*** Block opens ***
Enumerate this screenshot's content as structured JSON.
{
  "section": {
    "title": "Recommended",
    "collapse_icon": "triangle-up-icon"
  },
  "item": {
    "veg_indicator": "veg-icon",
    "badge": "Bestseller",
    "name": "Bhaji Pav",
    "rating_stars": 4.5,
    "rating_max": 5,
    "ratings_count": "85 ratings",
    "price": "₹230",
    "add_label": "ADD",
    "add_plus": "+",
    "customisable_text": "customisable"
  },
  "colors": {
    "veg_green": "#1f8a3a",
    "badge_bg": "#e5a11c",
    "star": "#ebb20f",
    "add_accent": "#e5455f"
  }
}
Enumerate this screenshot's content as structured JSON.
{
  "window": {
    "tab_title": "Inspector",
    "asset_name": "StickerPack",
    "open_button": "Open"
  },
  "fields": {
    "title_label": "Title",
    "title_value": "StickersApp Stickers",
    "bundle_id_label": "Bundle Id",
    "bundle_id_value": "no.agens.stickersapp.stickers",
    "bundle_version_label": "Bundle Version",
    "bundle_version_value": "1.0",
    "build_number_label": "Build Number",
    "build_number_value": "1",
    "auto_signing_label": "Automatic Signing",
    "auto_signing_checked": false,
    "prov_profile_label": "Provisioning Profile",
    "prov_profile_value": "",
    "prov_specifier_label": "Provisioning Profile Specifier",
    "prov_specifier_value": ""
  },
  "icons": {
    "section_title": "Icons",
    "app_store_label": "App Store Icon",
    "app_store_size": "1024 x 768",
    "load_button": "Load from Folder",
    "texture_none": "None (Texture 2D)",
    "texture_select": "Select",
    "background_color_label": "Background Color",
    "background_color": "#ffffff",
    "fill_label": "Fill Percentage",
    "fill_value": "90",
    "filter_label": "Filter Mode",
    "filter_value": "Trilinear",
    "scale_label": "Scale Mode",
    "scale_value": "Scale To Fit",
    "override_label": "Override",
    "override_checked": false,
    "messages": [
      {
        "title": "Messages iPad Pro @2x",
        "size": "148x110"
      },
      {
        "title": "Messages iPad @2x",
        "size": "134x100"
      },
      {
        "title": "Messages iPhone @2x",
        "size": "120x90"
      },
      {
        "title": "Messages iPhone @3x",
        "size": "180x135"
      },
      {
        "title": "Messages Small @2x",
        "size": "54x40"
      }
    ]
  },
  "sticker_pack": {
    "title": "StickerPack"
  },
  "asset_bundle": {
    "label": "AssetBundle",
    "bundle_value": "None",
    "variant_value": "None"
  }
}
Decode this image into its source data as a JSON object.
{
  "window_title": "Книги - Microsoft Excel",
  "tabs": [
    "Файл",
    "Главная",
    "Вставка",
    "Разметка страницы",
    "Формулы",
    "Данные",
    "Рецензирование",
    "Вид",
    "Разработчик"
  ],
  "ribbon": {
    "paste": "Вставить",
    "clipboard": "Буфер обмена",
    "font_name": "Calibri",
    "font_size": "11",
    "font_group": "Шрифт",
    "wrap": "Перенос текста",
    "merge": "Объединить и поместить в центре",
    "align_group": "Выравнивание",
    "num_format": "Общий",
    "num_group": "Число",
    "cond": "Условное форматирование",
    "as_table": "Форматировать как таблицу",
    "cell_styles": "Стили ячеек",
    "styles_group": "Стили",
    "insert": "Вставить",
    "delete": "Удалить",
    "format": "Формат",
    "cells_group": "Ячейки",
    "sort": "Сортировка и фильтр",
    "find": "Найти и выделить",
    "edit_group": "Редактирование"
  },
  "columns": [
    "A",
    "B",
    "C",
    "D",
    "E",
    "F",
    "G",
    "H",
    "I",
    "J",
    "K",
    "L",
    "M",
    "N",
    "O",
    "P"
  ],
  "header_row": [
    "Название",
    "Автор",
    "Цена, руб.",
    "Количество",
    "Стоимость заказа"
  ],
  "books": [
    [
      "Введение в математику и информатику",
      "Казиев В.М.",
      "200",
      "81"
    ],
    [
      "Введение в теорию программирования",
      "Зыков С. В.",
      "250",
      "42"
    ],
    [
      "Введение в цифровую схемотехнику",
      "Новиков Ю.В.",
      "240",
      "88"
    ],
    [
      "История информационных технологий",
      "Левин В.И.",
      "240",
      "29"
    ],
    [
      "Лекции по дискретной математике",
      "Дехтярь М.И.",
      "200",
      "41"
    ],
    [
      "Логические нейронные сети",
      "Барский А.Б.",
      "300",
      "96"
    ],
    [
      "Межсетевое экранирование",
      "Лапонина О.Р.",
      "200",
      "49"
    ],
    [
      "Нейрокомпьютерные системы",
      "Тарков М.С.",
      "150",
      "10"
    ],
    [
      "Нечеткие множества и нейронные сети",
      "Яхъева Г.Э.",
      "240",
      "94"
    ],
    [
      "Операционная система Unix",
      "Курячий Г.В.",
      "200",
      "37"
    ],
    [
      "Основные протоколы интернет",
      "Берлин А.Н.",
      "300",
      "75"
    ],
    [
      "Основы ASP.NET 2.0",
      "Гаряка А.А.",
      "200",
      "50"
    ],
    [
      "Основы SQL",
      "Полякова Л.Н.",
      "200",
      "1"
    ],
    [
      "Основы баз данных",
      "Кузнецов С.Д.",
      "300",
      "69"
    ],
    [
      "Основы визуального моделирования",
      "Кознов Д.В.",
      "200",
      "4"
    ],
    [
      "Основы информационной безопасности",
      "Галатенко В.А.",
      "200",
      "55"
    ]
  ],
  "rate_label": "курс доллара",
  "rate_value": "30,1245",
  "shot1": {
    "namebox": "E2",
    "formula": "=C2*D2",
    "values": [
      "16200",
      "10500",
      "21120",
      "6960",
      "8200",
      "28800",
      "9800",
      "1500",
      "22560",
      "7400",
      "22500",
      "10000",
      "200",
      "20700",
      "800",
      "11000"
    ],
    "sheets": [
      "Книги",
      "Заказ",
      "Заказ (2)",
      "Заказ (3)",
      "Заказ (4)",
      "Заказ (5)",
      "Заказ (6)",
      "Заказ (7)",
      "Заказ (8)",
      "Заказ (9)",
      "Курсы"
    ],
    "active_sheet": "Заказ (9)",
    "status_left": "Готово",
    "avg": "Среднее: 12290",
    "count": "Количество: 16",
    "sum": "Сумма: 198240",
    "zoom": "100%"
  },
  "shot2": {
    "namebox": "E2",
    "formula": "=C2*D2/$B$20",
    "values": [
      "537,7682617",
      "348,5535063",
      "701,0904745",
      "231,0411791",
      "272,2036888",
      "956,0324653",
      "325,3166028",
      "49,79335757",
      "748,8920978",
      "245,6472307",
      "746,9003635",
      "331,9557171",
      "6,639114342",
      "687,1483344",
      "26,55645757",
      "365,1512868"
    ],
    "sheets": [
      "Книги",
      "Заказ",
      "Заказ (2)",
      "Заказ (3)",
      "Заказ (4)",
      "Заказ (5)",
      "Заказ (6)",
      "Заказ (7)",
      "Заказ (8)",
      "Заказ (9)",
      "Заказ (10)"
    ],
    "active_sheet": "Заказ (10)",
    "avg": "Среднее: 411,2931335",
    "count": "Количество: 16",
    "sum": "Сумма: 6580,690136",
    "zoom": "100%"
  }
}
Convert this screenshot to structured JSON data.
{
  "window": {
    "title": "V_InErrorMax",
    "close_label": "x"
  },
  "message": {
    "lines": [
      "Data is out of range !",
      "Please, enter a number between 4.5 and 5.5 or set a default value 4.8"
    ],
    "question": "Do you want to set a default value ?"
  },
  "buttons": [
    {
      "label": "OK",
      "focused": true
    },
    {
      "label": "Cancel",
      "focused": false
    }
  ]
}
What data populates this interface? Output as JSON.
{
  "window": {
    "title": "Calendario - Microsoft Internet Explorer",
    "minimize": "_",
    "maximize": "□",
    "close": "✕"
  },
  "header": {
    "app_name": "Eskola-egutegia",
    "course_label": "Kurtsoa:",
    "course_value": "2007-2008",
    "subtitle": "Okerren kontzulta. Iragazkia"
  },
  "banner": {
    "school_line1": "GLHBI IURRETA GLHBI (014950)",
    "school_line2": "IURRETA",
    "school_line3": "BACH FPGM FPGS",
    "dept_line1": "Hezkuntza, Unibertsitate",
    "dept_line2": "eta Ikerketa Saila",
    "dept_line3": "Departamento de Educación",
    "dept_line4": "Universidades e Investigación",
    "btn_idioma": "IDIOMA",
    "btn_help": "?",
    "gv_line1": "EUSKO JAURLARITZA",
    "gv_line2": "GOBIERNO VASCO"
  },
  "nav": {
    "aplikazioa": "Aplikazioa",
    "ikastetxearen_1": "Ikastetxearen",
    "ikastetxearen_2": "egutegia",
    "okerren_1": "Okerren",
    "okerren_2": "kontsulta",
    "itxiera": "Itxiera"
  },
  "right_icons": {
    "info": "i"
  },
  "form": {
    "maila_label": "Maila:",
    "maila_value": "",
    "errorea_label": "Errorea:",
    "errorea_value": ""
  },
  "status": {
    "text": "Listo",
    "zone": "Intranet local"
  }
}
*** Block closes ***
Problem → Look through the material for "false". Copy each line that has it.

Problem solution →
    "auto_signing_checked": false,
    "override_checked": false,
      "focused": false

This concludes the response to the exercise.